For example, a platform like Arine’s can analyze patient data and integrate evidence-based clinical guidelines to automatically generate personalized care plans. Once it has identified a high-risk patient, it can trigger an intervention from the appropriate member of the care team.
Additionally, the platform can identify potential care gaps and automatically creates a list of questions for the care team member to ask the patient to gather additional insights. Using that data, the team can identify potential barriers to lifestyle changes for the patient and areas where patients need the most support.
Refine interventions with machine learning
By integrating machine learning insights in their medication management programs, health plans and provider organizations can continuously optimize how they deliver patient care. Machine learning algorithms can analyze the outcomes of each intervention to find those that have the most impact on health outcomes and cost. These insights can be used to tailor each subsequent intervention to the needs of a specific high-risk patient population.
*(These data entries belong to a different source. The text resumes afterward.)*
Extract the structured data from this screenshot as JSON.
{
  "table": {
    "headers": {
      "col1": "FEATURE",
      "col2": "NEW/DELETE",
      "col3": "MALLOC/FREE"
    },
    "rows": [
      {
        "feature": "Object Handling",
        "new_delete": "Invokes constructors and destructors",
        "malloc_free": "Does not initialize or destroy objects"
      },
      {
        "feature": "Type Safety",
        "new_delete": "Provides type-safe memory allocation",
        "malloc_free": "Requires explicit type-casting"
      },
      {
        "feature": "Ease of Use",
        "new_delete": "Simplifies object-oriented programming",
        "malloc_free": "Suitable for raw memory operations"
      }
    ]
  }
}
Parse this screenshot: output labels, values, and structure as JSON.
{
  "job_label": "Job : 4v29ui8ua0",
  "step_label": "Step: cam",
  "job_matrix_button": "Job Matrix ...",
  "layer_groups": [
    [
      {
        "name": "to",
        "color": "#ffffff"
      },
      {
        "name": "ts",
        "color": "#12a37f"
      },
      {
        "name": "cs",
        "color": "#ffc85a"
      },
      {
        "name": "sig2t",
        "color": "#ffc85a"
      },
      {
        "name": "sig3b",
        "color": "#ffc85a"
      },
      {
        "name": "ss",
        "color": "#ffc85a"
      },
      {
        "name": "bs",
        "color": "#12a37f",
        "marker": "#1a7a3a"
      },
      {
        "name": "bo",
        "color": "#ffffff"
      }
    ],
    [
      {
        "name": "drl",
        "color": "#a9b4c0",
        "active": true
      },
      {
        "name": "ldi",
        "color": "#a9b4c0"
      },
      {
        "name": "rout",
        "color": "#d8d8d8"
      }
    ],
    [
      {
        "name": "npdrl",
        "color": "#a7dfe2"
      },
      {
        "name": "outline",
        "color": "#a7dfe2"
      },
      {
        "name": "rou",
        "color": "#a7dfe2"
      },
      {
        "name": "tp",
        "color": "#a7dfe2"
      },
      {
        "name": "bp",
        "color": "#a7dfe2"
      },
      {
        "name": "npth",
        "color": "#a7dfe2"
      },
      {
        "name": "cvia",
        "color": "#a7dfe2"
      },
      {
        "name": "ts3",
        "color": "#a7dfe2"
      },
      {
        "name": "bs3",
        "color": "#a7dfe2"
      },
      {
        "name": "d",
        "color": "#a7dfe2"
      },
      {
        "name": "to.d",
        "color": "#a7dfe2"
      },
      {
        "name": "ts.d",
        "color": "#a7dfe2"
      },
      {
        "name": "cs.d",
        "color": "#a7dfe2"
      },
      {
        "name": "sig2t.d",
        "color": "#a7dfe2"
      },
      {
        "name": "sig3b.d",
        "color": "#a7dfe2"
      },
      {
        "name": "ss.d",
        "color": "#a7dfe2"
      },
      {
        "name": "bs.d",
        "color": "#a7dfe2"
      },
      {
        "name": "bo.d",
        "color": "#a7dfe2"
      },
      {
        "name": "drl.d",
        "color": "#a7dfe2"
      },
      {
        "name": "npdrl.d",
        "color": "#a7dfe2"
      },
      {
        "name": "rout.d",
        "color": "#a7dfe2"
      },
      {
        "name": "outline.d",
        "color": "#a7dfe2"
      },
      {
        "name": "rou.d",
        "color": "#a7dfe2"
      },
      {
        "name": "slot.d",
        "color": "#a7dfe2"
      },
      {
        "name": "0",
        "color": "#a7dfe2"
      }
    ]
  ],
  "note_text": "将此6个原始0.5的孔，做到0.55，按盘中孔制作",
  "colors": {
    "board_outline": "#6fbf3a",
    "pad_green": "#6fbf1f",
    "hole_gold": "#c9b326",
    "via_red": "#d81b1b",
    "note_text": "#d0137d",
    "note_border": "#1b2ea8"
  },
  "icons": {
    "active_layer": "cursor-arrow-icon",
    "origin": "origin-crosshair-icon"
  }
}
A powerful approach to high-risk patient care
Lifestyle interventions are powerful but underused tools in high-risk patient care. Lifestyle interventions also often need to be combined with other interventions, such as medication therapy, to address the complexities of managing multiple chronic medical conditions and manage the whole person. Health plans and providers that implement these approaches and leverage technology can see returns not only in cost reduction but also in improved health outcomes for their population. Download Arine’s white paper to learn more about how comprehensive medication management can help address the lifestyle modification gap, optimize patient health, and improve quality of care measures.